━━ DATA SECTION ━━
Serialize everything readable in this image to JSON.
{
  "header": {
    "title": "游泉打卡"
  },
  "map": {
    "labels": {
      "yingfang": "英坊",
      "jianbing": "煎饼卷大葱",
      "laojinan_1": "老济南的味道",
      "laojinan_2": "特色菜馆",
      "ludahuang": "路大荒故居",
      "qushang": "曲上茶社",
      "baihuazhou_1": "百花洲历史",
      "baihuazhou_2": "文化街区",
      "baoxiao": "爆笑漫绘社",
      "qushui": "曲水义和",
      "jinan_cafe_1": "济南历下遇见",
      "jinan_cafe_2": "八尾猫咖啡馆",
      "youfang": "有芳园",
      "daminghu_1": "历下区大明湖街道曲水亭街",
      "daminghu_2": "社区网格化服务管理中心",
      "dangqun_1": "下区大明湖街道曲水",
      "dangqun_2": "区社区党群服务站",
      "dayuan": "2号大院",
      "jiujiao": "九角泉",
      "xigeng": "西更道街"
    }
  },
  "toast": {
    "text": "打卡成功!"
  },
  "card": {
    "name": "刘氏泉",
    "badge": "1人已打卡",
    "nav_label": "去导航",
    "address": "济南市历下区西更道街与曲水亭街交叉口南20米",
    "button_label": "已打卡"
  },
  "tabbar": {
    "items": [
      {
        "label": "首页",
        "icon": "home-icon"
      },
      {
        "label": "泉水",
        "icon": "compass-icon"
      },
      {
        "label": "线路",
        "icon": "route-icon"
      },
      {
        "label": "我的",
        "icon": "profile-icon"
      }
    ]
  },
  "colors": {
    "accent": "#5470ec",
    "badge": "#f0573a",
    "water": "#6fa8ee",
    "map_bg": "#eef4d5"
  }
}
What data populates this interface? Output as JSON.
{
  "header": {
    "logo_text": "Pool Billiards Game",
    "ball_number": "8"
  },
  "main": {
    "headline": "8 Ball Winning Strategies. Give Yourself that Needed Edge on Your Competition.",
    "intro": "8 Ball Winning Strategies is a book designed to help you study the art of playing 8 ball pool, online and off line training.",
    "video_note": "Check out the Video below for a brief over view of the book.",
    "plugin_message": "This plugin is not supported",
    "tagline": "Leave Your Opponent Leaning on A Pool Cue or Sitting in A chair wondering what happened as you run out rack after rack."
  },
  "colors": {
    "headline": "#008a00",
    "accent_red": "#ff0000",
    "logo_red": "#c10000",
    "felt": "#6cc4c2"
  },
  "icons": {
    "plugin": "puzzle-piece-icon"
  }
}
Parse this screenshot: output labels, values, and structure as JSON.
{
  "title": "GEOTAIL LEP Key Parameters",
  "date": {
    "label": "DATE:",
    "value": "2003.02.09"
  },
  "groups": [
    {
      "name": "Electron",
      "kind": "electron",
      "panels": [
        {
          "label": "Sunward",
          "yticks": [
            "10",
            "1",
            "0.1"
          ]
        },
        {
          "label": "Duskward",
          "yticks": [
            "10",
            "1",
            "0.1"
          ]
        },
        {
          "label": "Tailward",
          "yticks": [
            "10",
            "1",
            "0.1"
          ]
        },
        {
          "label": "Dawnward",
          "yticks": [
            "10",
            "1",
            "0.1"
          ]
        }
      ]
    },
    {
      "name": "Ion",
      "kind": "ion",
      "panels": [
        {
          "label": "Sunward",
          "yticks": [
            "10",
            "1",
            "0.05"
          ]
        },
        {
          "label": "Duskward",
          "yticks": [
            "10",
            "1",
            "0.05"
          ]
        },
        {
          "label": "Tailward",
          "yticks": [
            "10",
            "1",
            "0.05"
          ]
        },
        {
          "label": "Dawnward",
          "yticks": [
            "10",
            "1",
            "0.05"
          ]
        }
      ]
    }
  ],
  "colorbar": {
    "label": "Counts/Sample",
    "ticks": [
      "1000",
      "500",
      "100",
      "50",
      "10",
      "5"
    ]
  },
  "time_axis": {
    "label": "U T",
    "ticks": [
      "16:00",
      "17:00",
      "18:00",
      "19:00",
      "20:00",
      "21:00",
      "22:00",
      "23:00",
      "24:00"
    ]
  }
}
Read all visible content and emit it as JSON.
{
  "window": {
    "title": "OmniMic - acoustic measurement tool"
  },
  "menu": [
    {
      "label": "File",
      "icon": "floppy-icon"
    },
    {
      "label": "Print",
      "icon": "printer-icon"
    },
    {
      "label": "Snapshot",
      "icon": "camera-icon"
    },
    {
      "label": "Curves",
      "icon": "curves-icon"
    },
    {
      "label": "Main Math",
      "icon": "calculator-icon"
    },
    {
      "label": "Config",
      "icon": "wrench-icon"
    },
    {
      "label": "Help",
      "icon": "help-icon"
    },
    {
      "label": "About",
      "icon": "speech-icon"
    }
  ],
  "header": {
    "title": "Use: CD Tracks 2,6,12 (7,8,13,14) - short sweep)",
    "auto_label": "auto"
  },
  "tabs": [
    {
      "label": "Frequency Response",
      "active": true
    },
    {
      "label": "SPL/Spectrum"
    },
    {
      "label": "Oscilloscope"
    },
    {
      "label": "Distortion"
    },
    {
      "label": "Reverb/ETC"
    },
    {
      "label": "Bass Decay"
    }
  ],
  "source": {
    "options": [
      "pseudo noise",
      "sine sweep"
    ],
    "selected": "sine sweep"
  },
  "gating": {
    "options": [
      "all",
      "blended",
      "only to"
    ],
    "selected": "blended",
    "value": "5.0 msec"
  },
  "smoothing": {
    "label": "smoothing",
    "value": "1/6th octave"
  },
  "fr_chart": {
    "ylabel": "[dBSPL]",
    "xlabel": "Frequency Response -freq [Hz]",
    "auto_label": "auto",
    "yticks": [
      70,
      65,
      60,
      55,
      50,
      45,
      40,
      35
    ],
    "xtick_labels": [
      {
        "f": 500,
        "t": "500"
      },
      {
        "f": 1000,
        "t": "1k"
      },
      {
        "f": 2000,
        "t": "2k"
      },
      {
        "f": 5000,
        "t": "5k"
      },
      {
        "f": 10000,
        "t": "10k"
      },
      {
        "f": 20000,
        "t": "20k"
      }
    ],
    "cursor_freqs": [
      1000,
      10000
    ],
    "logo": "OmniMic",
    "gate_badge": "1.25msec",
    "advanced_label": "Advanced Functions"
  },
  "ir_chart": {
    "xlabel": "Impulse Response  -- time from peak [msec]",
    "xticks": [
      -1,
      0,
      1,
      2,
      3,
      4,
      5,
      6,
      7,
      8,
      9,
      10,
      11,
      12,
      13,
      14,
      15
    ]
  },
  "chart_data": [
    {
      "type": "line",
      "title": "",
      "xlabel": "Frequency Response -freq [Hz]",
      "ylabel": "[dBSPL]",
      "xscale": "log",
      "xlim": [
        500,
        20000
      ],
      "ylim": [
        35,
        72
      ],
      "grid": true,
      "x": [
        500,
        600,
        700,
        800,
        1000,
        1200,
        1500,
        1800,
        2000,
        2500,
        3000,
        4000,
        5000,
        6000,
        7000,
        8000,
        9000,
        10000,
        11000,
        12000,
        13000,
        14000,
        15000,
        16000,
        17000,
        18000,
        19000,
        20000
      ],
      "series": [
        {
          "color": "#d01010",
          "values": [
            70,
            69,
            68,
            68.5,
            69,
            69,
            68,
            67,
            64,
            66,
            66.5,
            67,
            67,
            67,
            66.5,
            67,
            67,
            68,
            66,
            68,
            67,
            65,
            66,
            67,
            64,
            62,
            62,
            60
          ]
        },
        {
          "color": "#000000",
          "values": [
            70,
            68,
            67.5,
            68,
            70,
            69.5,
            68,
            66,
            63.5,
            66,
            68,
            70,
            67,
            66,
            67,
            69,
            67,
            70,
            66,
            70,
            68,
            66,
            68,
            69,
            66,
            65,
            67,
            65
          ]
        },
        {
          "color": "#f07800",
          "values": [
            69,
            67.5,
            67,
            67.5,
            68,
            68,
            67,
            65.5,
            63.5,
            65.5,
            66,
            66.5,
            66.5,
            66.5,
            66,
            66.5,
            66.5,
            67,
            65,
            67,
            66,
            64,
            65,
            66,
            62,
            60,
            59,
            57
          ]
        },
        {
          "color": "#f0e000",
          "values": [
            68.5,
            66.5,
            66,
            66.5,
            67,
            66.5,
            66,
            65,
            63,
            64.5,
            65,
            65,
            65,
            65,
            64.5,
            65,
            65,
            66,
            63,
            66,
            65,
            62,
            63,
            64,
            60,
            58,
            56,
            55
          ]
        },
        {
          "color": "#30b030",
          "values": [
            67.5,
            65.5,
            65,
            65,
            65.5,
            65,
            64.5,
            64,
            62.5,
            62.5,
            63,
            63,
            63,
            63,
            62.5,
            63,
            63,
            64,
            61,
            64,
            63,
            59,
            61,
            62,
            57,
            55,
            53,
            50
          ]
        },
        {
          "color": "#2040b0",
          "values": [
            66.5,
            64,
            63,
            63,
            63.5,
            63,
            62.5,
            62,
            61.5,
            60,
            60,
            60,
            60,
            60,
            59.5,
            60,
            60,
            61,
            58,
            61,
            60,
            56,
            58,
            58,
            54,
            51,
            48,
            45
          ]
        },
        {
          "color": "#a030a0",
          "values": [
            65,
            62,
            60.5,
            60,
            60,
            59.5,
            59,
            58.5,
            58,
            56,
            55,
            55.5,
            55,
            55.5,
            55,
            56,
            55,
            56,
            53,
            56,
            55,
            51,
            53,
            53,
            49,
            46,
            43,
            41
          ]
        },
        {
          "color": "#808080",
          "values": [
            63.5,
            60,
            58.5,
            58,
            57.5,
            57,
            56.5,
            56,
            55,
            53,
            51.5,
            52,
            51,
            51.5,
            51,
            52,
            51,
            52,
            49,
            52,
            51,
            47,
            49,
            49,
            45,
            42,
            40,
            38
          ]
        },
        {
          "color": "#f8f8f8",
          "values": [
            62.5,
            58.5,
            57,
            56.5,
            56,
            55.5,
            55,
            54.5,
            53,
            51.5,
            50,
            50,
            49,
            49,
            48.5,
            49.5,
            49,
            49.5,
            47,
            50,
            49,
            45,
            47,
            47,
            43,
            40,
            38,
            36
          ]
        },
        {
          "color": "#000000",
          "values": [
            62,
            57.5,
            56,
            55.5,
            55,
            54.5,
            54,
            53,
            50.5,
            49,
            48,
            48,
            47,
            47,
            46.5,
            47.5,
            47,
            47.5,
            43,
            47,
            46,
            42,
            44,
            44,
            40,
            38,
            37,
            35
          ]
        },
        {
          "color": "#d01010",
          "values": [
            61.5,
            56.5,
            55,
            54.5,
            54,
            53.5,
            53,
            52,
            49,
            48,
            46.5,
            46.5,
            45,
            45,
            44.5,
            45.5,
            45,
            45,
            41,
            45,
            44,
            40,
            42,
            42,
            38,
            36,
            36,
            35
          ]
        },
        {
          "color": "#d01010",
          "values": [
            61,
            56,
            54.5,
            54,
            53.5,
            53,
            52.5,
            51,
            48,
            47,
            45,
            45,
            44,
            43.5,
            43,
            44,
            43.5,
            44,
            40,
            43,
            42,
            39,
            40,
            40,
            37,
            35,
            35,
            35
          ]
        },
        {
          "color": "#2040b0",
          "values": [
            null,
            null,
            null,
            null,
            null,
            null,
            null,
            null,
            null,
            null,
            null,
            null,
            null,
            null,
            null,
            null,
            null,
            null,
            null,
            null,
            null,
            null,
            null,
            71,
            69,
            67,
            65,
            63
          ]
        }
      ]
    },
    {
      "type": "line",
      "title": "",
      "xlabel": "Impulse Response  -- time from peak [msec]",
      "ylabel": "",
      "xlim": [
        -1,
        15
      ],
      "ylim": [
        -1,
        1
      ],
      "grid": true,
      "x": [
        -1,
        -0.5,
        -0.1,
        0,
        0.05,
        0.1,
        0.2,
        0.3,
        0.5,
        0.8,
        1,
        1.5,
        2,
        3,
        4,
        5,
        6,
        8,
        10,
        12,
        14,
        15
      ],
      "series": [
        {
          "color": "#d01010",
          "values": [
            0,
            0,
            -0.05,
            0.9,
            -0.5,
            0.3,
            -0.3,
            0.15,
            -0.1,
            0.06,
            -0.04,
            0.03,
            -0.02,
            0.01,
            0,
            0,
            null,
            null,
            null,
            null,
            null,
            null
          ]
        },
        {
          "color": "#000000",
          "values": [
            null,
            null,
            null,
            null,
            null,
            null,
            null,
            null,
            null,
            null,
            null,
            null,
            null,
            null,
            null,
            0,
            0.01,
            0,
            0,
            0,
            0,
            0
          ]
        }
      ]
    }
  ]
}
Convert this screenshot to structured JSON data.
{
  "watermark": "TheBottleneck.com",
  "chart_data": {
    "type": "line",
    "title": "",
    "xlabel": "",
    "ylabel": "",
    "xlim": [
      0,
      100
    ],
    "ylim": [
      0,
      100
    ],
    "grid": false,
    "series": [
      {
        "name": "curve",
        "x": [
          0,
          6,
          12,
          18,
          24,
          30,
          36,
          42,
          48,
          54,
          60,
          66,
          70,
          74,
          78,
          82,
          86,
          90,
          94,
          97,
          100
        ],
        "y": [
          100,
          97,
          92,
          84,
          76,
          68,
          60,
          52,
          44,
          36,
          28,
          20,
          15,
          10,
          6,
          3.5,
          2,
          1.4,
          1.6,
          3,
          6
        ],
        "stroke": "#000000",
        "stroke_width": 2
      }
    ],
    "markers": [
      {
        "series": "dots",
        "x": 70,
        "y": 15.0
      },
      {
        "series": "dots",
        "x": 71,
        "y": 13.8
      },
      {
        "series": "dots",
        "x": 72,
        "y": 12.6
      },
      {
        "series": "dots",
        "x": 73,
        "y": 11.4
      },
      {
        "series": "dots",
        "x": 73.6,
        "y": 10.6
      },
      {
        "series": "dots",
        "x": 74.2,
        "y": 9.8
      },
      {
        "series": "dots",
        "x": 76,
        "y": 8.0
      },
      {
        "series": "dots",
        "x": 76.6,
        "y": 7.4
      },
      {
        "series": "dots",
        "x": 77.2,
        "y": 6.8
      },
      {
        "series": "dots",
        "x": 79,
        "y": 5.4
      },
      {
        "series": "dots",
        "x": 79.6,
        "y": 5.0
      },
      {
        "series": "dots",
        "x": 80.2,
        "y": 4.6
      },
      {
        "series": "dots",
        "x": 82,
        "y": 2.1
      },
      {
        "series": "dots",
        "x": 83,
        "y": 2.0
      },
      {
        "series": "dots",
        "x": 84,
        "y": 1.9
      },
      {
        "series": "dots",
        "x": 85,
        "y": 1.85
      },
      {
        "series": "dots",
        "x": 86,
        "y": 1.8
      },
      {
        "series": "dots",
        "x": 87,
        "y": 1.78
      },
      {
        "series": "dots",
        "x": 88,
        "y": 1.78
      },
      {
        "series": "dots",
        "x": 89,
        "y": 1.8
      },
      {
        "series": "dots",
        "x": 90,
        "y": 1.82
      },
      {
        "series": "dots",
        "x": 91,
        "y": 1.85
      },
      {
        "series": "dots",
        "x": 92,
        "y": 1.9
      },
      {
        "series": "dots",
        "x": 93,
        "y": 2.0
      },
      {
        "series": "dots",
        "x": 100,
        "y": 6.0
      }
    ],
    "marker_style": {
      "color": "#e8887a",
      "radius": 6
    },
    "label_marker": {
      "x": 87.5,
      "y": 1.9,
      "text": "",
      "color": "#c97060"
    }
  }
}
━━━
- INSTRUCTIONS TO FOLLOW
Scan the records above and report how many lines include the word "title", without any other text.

- RESPONSE BELOW
7